Record extracts:
▼
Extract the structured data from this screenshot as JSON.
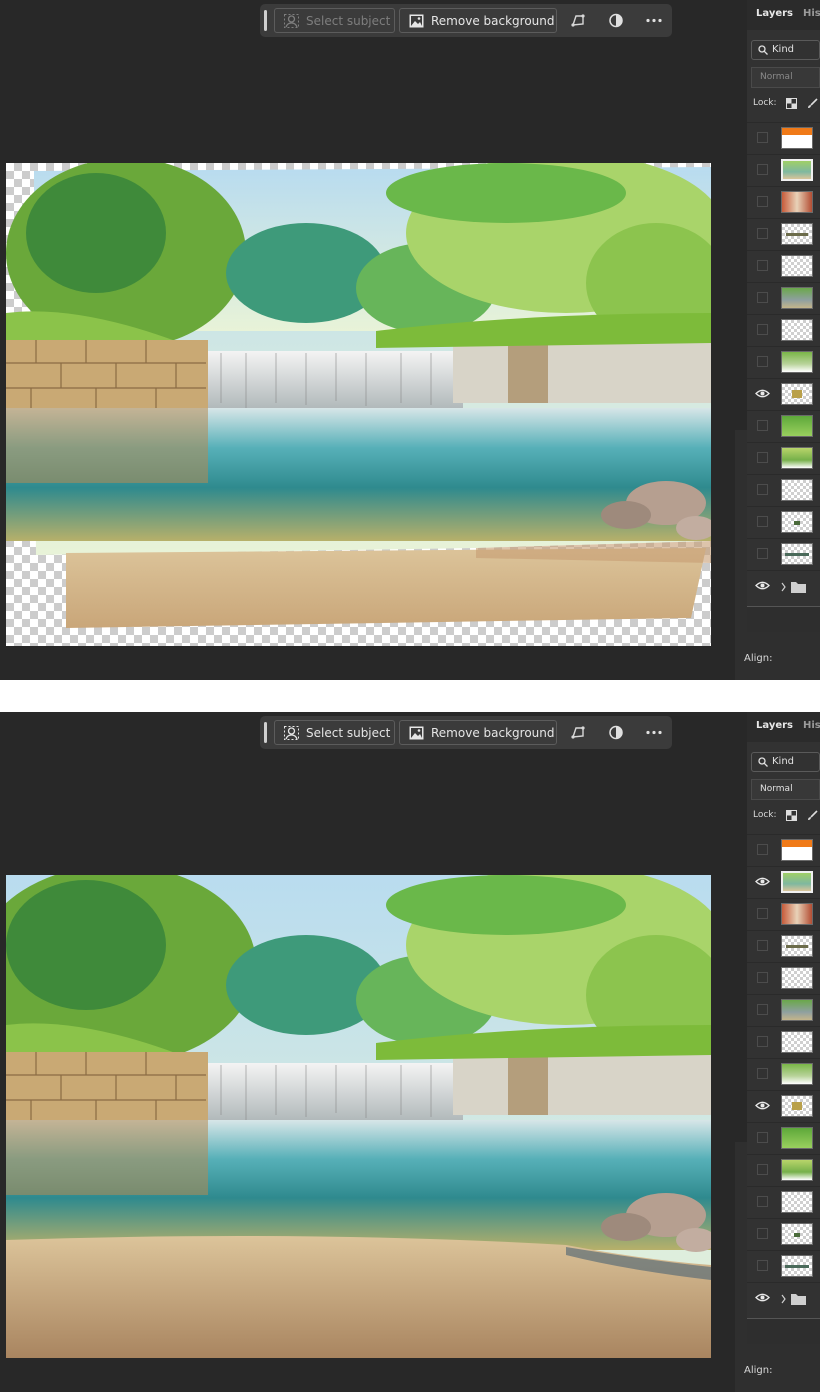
{
  "panes": [
    {
      "id": "before",
      "taskbar": {
        "select_subject": "Select subject",
        "select_subject_enabled": false,
        "remove_background": "Remove background"
      },
      "layers_panel": {
        "tabs": [
          "Layers",
          "Hist"
        ],
        "filter": "Kind",
        "blend_mode": "Normal",
        "lock_label": "Lock:",
        "align_label": "Align:",
        "rows": [
          {
            "thumb": "orange",
            "visible": false,
            "selected": false
          },
          {
            "thumb": "scene",
            "visible": false,
            "selected": true
          },
          {
            "thumb": "photo",
            "visible": false,
            "selected": false
          },
          {
            "thumb": "strip",
            "visible": false,
            "selected": false
          },
          {
            "thumb": "empty",
            "visible": false,
            "selected": false
          },
          {
            "thumb": "scene",
            "visible": false,
            "selected": false
          },
          {
            "thumb": "empty",
            "visible": false,
            "selected": false
          },
          {
            "thumb": "scene",
            "visible": false,
            "selected": false
          },
          {
            "thumb": "small",
            "visible": true,
            "selected": false
          },
          {
            "thumb": "green",
            "visible": false,
            "selected": false
          },
          {
            "thumb": "scene",
            "visible": false,
            "selected": false
          },
          {
            "thumb": "empty",
            "visible": false,
            "selected": false
          },
          {
            "thumb": "dot",
            "visible": false,
            "selected": false
          },
          {
            "thumb": "strip",
            "visible": false,
            "selected": false
          },
          {
            "thumb": "folder",
            "visible": true,
            "selected": false
          }
        ]
      }
    },
    {
      "id": "after",
      "taskbar": {
        "select_subject": "Select subject",
        "select_subject_enabled": true,
        "remove_background": "Remove background"
      },
      "layers_panel": {
        "tabs": [
          "Layers",
          "Hist"
        ],
        "filter": "Kind",
        "blend_mode": "Normal",
        "lock_label": "Lock:",
        "align_label": "Align:",
        "rows": [
          {
            "thumb": "orange",
            "visible": false,
            "selected": false
          },
          {
            "thumb": "scene",
            "visible": true,
            "selected": true
          },
          {
            "thumb": "photo",
            "visible": false,
            "selected": false
          },
          {
            "thumb": "strip",
            "visible": false,
            "selected": false
          },
          {
            "thumb": "empty",
            "visible": false,
            "selected": false
          },
          {
            "thumb": "scene",
            "visible": false,
            "selected": false
          },
          {
            "thumb": "empty",
            "visible": false,
            "selected": false
          },
          {
            "thumb": "scene",
            "visible": false,
            "selected": false
          },
          {
            "thumb": "small",
            "visible": true,
            "selected": false
          },
          {
            "thumb": "green",
            "visible": false,
            "selected": false
          },
          {
            "thumb": "scene",
            "visible": false,
            "selected": false
          },
          {
            "thumb": "empty",
            "visible": false,
            "selected": false
          },
          {
            "thumb": "dot",
            "visible": false,
            "selected": false
          },
          {
            "thumb": "strip",
            "visible": false,
            "selected": false
          },
          {
            "thumb": "folder",
            "visible": true,
            "selected": false
          }
        ]
      }
    }
  ],
  "icons": {
    "select_subject": "person-icon",
    "remove_background": "image-icon",
    "symbol": "crop-shape-icon",
    "adjust": "contrast-icon",
    "more": "more-icon",
    "search": "search-icon",
    "lock_transparent": "checker-icon",
    "lock_brush": "brush-icon",
    "visibility": "eye-icon",
    "group": "folder-icon"
  },
  "colors": {
    "app_bg": "#282828",
    "taskbar_bg": "#3b3b3b",
    "panel_bg": "#323232",
    "accent_orange": "#f07a18"
  }
}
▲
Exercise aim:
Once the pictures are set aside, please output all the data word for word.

Task output:
Extract the structured data from this screenshot as JSON.
{
  "panes": [
    {
      "id": "before",
      "taskbar": {
        "select_subject": "Select subject",
        "select_subject_enabled": false,
        "remove_background": "Remove background"
      },
      "layers_panel": {
        "tabs": [
          "Layers",
          "Hist"
        ],
        "filter": "Kind",
        "blend_mode": "Normal",
        "lock_label": "Lock:",
        "align_label": "Align:",
        "rows": [
          {
            "thumb": "orange",
            "visible": false,
            "selected": false
          },
          {
            "thumb": "scene",
            "visible": false,
            "selected": true
          },
          {
            "thumb": "photo",
            "visible": false,
            "selected": false
          },
          {
            "thumb": "strip",
            "visible": false,
            "selected": false
          },
          {
            "thumb": "empty",
            "visible": false,
            "selected": false
          },
          {
            "thumb": "scene",
            "visible": false,
            "selected": false
          },
          {
            "thumb": "empty",
            "visible": false,
            "selected": false
          },
          {
            "thumb": "scene",
            "visible": false,
            "selected": false
          },
          {
            "thumb": "small",
            "visible": true,
            "selected": false
          },
          {
            "thumb": "green",
            "visible": false,
            "selected": false
          },
          {
            "thumb": "scene",
            "visible": false,
            "selected": false
          },
          {
            "thumb": "empty",
            "visible": false,
            "selected": false
          },
          {
            "thumb": "dot",
            "visible": false,
            "selected": false
          },
          {
            "thumb": "strip",
            "visible": false,
            "selected": false
          },
          {
            "thumb": "folder",
            "visible": true,
            "selected": false
          }
        ]
      }
    },
    {
      "id": "after",
      "taskbar": {
        "select_subject": "Select subject",
        "select_subject_enabled": true,
        "remove_background": "Remove background"
      },
      "layers_panel": {
        "tabs": [
          "Layers",
          "Hist"
        ],
        "filter": "Kind",
        "blend_mode": "Normal",
        "lock_label": "Lock:",
        "align_label": "Align:",
        "rows": [
          {
            "thumb": "orange",
            "visible": false,
            "selected": false
          },
          {
            "thumb": "scene",
            "visible": true,
            "selected": true
          },
          {
            "thumb": "photo",
            "visible": false,
            "selected": false
          },
          {
            "thumb": "strip",
            "visible": false,
            "selected": false
          },
          {
            "thumb": "empty",
            "visible": false,
            "selected": false
          },
          {
            "thumb": "scene",
            "visible": false,
            "selected": false
          },
          {
            "thumb": "empty",
            "visible": false,
            "selected": false
          },
          {
            "thumb": "scene",
            "visible": false,
            "selected": false
          },
          {
            "thumb": "small",
            "visible": true,
            "selected": false
          },
          {
            "thumb": "green",
            "visible": false,
            "selected": false
          },
          {
            "thumb": "scene",
            "visible": false,
            "selected": false
          },
          {
            "thumb": "empty",
            "visible": false,
            "selected": false
          },
          {
            "thumb": "dot",
            "visible": false,
            "selected": false
          },
          {
            "thumb": "strip",
            "visible": false,
            "selected": false
          },
          {
            "thumb": "folder",
            "visible": true,
            "selected": false
          }
        ]
      }
    }
  ],
  "icons": {
    "select_subject": "person-icon",
    "remove_background": "image-icon",
    "symbol": "crop-shape-icon",
    "adjust": "contrast-icon",
    "more": "more-icon",
    "search": "search-icon",
    "lock_transparent": "checker-icon",
    "lock_brush": "brush-icon",
    "visibility": "eye-icon",
    "group": "folder-icon"
  },
  "colors": {
    "app_bg": "#282828",
    "taskbar_bg": "#3b3b3b",
    "panel_bg": "#323232",
    "accent_orange": "#f07a18"
  }
}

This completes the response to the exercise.